• _The task_
Scan the data below and report how many lines include the word "xiongjian". Nothing else is wanted.

### Information supplied ###

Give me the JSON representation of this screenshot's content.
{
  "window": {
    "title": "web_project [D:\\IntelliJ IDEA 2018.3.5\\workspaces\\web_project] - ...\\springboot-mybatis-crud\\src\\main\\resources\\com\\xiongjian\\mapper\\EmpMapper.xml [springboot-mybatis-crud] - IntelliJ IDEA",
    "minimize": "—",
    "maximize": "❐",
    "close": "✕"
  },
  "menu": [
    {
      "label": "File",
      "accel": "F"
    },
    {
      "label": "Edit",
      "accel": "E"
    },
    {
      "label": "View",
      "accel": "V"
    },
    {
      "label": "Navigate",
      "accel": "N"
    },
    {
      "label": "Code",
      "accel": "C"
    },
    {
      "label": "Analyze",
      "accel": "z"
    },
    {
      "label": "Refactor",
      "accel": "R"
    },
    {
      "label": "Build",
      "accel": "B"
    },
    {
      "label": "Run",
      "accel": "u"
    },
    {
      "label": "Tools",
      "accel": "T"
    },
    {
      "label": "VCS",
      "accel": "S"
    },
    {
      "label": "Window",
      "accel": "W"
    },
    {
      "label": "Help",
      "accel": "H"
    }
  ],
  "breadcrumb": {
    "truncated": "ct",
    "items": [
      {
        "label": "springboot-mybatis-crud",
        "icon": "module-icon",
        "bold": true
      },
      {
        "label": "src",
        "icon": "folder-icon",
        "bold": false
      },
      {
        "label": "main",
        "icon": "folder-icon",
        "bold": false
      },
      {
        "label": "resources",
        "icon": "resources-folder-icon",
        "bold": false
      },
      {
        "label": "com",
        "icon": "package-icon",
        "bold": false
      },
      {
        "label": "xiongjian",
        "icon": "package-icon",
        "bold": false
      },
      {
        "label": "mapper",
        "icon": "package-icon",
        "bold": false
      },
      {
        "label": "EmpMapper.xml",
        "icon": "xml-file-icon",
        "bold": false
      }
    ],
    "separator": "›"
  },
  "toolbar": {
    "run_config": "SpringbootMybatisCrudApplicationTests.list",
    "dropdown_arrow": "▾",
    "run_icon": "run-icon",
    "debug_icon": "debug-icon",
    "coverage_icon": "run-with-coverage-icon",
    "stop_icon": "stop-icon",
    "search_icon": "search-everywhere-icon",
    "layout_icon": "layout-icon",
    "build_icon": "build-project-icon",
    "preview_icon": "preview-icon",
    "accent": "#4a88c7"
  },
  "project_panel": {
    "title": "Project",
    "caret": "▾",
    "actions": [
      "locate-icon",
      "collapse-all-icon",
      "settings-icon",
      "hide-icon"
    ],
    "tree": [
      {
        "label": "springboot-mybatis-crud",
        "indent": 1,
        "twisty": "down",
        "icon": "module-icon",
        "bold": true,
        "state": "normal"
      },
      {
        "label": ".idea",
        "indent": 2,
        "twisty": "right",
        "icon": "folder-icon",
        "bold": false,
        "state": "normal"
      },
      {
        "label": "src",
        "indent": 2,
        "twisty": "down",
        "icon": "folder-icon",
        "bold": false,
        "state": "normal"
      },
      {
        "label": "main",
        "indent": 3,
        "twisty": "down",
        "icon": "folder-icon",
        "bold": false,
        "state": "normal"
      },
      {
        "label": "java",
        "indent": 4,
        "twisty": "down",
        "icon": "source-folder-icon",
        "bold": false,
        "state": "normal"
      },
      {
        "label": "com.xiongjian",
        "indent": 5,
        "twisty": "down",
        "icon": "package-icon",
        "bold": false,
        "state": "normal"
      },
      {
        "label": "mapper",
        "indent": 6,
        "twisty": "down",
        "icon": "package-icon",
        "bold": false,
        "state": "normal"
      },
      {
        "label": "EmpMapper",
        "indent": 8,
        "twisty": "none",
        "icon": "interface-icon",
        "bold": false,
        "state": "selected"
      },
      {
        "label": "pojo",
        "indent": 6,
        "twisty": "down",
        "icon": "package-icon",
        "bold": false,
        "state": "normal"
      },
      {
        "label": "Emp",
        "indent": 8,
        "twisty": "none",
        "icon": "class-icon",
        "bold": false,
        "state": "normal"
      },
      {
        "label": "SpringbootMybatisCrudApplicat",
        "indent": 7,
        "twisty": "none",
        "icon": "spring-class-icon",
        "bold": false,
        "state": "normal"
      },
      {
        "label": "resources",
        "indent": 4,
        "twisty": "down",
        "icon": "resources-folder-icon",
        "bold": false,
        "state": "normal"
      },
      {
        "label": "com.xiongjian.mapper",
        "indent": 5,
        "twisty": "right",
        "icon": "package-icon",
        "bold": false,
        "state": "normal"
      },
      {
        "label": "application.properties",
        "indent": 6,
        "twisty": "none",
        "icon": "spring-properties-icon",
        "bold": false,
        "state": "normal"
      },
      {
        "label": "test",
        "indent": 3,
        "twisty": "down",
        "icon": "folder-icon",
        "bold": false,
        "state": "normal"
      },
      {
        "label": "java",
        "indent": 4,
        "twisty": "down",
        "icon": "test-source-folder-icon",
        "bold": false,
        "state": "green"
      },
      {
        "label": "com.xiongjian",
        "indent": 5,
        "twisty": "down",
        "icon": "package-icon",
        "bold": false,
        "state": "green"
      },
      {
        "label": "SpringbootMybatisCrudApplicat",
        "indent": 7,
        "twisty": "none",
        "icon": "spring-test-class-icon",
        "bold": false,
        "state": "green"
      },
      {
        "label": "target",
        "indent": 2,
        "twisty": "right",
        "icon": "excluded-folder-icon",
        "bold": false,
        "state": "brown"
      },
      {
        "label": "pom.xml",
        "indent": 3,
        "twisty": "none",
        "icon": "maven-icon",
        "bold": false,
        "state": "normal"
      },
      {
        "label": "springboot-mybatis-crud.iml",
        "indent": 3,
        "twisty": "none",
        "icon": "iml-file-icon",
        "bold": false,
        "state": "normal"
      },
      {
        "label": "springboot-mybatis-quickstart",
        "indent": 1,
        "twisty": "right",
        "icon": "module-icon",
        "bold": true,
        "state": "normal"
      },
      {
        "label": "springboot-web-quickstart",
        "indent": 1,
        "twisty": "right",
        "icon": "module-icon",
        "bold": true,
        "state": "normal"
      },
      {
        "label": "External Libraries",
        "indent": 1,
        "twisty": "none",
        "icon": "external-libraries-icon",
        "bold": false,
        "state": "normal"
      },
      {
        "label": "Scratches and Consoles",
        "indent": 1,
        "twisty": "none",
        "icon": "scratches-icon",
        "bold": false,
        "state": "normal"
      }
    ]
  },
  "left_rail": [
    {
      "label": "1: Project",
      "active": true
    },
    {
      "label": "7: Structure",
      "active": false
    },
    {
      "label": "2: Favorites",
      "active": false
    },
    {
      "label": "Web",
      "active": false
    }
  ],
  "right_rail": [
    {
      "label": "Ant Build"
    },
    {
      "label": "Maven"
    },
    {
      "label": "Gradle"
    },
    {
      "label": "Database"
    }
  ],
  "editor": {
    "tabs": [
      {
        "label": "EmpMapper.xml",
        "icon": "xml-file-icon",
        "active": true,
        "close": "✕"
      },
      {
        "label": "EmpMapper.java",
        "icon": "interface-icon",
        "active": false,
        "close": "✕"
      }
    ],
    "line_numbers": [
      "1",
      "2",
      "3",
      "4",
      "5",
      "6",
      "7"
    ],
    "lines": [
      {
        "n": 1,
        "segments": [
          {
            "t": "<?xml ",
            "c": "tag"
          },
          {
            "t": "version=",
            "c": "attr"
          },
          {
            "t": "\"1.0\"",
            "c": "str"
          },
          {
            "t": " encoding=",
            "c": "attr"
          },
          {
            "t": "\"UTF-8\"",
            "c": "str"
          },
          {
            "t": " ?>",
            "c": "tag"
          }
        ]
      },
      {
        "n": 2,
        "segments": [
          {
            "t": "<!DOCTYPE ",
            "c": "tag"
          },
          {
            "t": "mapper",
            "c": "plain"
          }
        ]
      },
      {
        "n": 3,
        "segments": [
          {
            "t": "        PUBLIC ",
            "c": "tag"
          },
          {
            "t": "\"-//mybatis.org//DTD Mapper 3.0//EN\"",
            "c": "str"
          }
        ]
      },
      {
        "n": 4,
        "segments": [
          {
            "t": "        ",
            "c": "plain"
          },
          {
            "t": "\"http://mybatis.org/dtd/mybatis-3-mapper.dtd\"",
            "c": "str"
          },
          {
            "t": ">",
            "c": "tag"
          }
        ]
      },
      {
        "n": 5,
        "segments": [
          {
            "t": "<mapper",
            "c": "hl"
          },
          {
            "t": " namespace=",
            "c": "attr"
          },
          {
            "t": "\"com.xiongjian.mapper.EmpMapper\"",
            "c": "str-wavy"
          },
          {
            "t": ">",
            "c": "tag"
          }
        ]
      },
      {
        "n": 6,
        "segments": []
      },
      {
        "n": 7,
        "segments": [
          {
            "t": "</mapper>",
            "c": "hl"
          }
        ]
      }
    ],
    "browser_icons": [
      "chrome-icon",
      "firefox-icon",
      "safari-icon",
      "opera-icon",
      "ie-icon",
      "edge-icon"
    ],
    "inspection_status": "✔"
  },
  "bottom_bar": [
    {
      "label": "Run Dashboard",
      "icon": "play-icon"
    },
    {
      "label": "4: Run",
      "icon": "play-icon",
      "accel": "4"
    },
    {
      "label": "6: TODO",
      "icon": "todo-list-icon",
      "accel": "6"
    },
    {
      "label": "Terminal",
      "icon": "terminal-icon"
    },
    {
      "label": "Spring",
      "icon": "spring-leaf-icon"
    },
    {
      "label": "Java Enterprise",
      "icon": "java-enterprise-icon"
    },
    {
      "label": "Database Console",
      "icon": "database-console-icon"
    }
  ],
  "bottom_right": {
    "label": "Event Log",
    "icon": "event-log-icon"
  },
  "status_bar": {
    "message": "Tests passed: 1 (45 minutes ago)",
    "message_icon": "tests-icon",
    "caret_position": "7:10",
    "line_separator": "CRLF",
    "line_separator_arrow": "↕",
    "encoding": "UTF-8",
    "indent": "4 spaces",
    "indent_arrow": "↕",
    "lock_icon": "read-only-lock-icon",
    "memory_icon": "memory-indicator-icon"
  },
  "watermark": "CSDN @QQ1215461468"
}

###

• _Response_
6